“I’ve had a very short time to take in all the information that’s been available to me in the five to six weeks that I’ve had,” Guard said. “There’s still a ton of information out there. If the wind and the zoning thing were separate, I would have voted in favor of the zoning because I think that it offers some protections and allows the county to not have a bullseye on its back as far as no zoning. It will offer, I hope, opportunities for business to come here.”
A referendum on whether to adopt zoning has been suggested in recent months, which supporters of the idea hope would be decided by the voters. Commission President Jim Fulwider said it can’t be done, according to the Indiana Attorney General. The county looked into that option three to four years ago, Taylor said, but were told no. State statute specifically describes the process for adopting a zoning ordinance and it doesn’t include a referendum as an option. Secondly, state statute authorizes what subject matters can have a referendum, and zoning doesn’t qualify.
Frey sees the implementation of zoning as a necessary step in following parts of the comprehensive plan.
“This zoning ordinance ties exactly into what the comprehensive plan is and exactly what the people say,” he said. “The biggest controversy here is wind mills.”
Other issues are lingering, though, including undesired development that’s reflected in the comprehensive plan. Amongst those listed with industrial win farms are confined animal feeding operations (CAFO’s), landfills, junkyards/salvage yards, Section 8 housing, hazardous waste management facilities, adult oriented businesses, heavy polluting industries and waste transfer stations.

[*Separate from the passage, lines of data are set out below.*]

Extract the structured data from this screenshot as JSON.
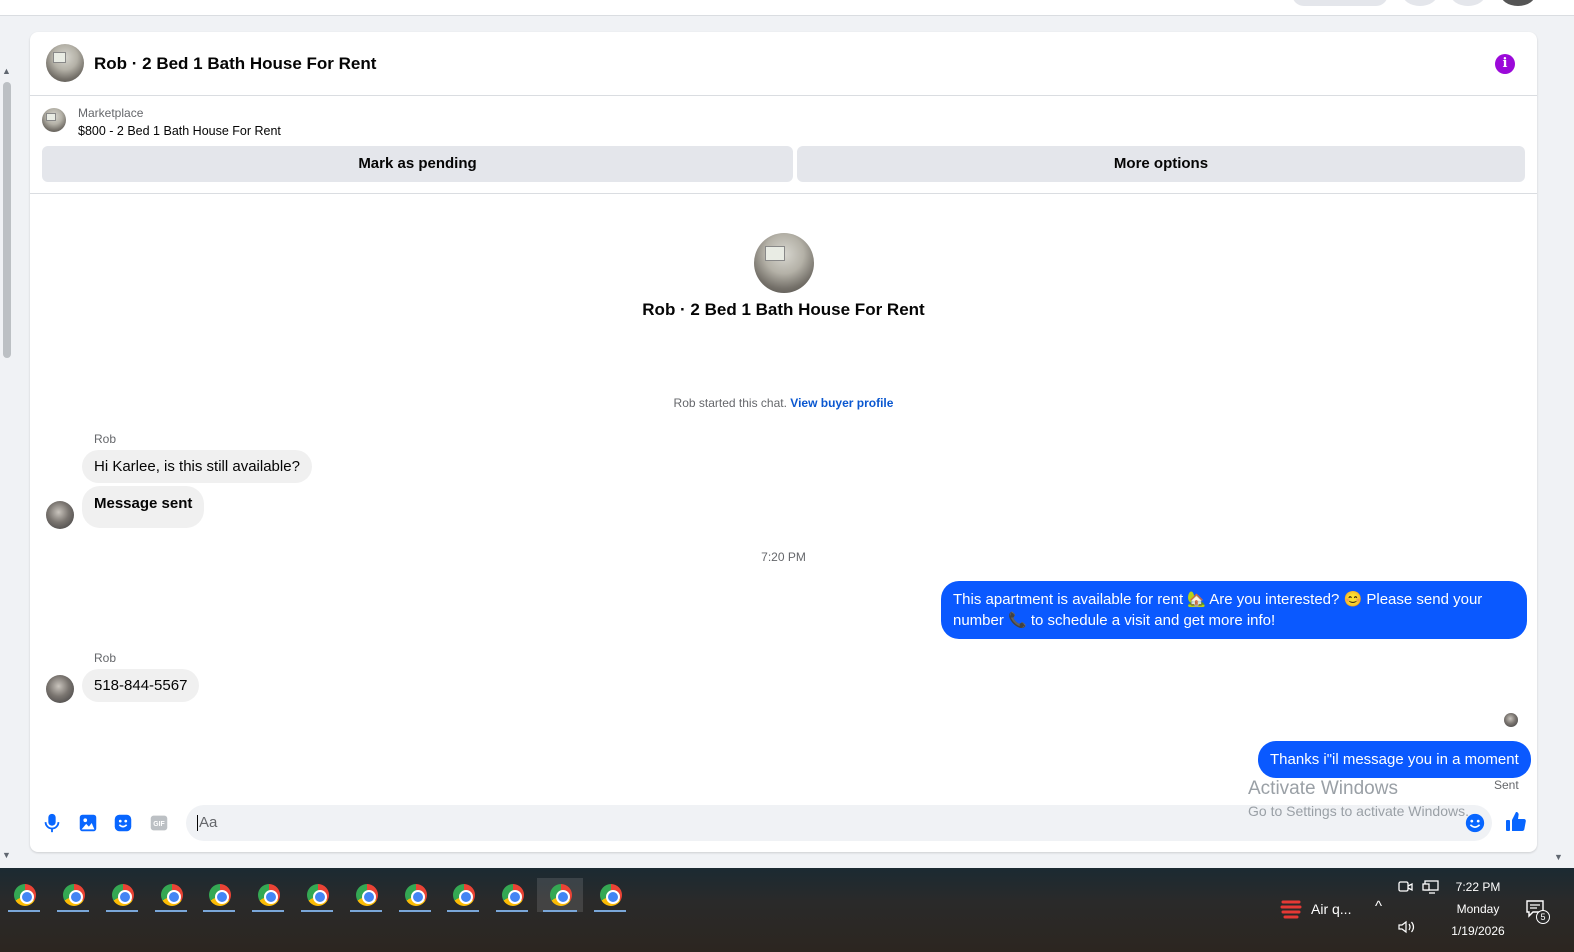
{
  "conversation": {
    "title": "Rob · 2 Bed 1 Bath House For Rent",
    "info_icon": "i"
  },
  "marketplace": {
    "label": "Marketplace",
    "listing": "$800 - 2 Bed 1 Bath House For Rent",
    "mark_pending_label": "Mark as pending",
    "more_options_label": "More options"
  },
  "intro": {
    "name": "Rob · 2 Bed 1 Bath House For Rent",
    "started_text": "Rob started this chat. ",
    "view_profile_link": "View buyer profile"
  },
  "messages": {
    "sender_1": "Rob",
    "msg_1": "Hi Karlee, is this still available?",
    "msg_2": "Message sent",
    "timestamp": "7:20 PM",
    "msg_3": "This apartment is available for rent 🏡 Are you interested? 😊 Please send your number 📞 to schedule a visit and get more info!",
    "sender_2": "Rob",
    "msg_4": "518-844-5567",
    "msg_5": "Thanks i\"il message you in a moment",
    "status": "Sent"
  },
  "composer": {
    "placeholder": "Aa"
  },
  "watermark": {
    "line1": "Activate Windows",
    "line2": "Go to Settings to activate Windows."
  },
  "taskbar": {
    "weather_label": "Air q...",
    "time": "7:22 PM",
    "day": "Monday",
    "date": "1/19/2026",
    "notification_count": "5"
  },
  "colors": {
    "accent": "#0866ff",
    "outgoing_bubble": "#0a59ff",
    "info_icon": "#9b09d9"
  }
}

Wind energy development is covered in the zoning ordinance with its own chapter full of regulations. Landfills and waste transfer stations fall under special exceptions and require a greater degree of scrutiny with a rigorous process outlined in one section.

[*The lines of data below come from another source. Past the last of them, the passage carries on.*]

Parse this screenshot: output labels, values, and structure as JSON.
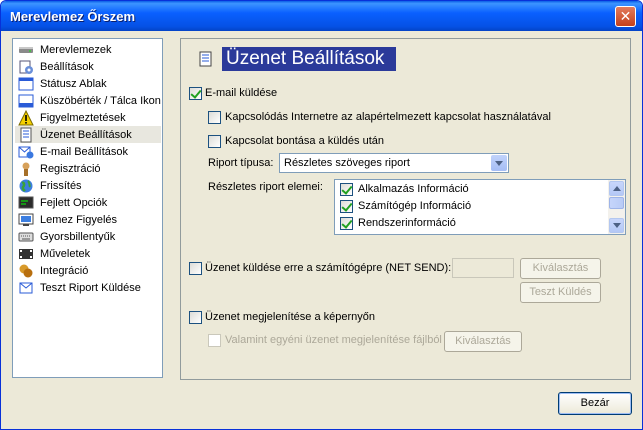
{
  "window": {
    "title": "Merevlemez Őrszem",
    "close_glyph": "✕"
  },
  "sidebar": {
    "items": [
      {
        "label": "Merevlemezek",
        "icon": "disk-icon"
      },
      {
        "label": "Beállítások",
        "icon": "settings-icon"
      },
      {
        "label": "Státusz Ablak",
        "icon": "window-icon"
      },
      {
        "label": "Küszöbérték / Tálca Ikon",
        "icon": "tray-icon"
      },
      {
        "label": "Figyelmeztetések",
        "icon": "warning-icon"
      },
      {
        "label": "Üzenet Beállítások",
        "icon": "message-icon",
        "selected": true
      },
      {
        "label": "E-mail Beállítások",
        "icon": "email-icon"
      },
      {
        "label": "Regisztráció",
        "icon": "registration-icon"
      },
      {
        "label": "Frissítés",
        "icon": "update-globe-icon"
      },
      {
        "label": "Fejlett Opciók",
        "icon": "advanced-options-icon"
      },
      {
        "label": "Lemez Figyelés",
        "icon": "disk-monitor-icon"
      },
      {
        "label": "Gyorsbillentyűk",
        "icon": "keyboard-icon"
      },
      {
        "label": "Műveletek",
        "icon": "actions-icon"
      },
      {
        "label": "Integráció",
        "icon": "integration-icon"
      },
      {
        "label": "Teszt Riport Küldése",
        "icon": "test-report-icon"
      }
    ]
  },
  "panel": {
    "title": "Üzenet Beállítások",
    "email_send": {
      "label": "E-mail küldése",
      "checked": true
    },
    "connect_default": {
      "label": "Kapcsolódás Internetre az alapértelmezett kapcsolat használatával",
      "checked": false
    },
    "disconnect_after": {
      "label": "Kapcsolat bontása a küldés után",
      "checked": false
    },
    "report_type": {
      "label": "Riport típusa:",
      "value": "Részletes szöveges riport"
    },
    "report_elements": {
      "label": "Részletes riport elemei:",
      "items": [
        {
          "label": "Alkalmazás Információ",
          "checked": true
        },
        {
          "label": "Számítógép Információ",
          "checked": true
        },
        {
          "label": "Rendszerinformáció",
          "checked": true
        }
      ]
    },
    "net_send": {
      "label": "Üzenet küldése erre a számítógépre (NET SEND):",
      "checked": false,
      "value": ""
    },
    "select_button": "Kiválasztás",
    "test_send_button": "Teszt Küldés",
    "show_message": {
      "label": "Üzenet megjelenítése a képernyőn",
      "checked": false
    },
    "custom_message": {
      "label": "Valamint egyéni üzenet megjelenítése fájlból",
      "checked": false
    },
    "select_button_2": "Kiválasztás"
  },
  "footer": {
    "close_button": "Bezár"
  }
}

“Today it’s wind and you wanted us to fix wind today with no tools,” Frey said. “What’s tomorrow? Well, tomorrow it’s hog barns. Tomorrow’s here and now people want me to stop hog barns.”
Controversy surrounding CAFO’s have been on the rise over the past year, and even more so in recent weeks with projects pending near Linden in northern Montgomery County and another near Ladoga on the county’s south end. Frey said CAFO development will be addressed in a chapter that will later be added to the zoning ordinance.
With the zoning ordinance adopted as it is, wind farm developers feel the future isn’t so bright in Montgomery County anymore.
“I think it comes as no surprise that we are very disappointed by how this process has played out in the community,” said Erin Baker, who is the project developer for Apex Clean Energy. The company’s plans include development in the northwest part of the county.
“Apex has been working in good faith with the county commissioners, landowners, businesses and many others to advance this project for years,” Baker said during public comment. “And now at the 11th hour, you’re changing the rules and pulling the rug out from under us. Approval of this ordinance will kill this project and all projects in Montgomery County moving forward.”
While developers believe the regulations make it impossible to work with, Frey said they still have options.
“There is a pathway for wind energy to come before the board of zoning appeals,” Frey said. “The people would be contacted that are directly affected by that industry and have a say. That’s what should have happened all along. But because we didn’t have any ordinances, it was a free-for-all.”
A summary of the ordinance, information regarding penalties and other details will be outlined in the legal notice the county is require to publish. Information also will be posted on the county website at www.montgomerycounty.in.gov and a hard copy will be available at the building department offices on South Boulevard and at the recorder’s office at the Montgomery County Courthouse.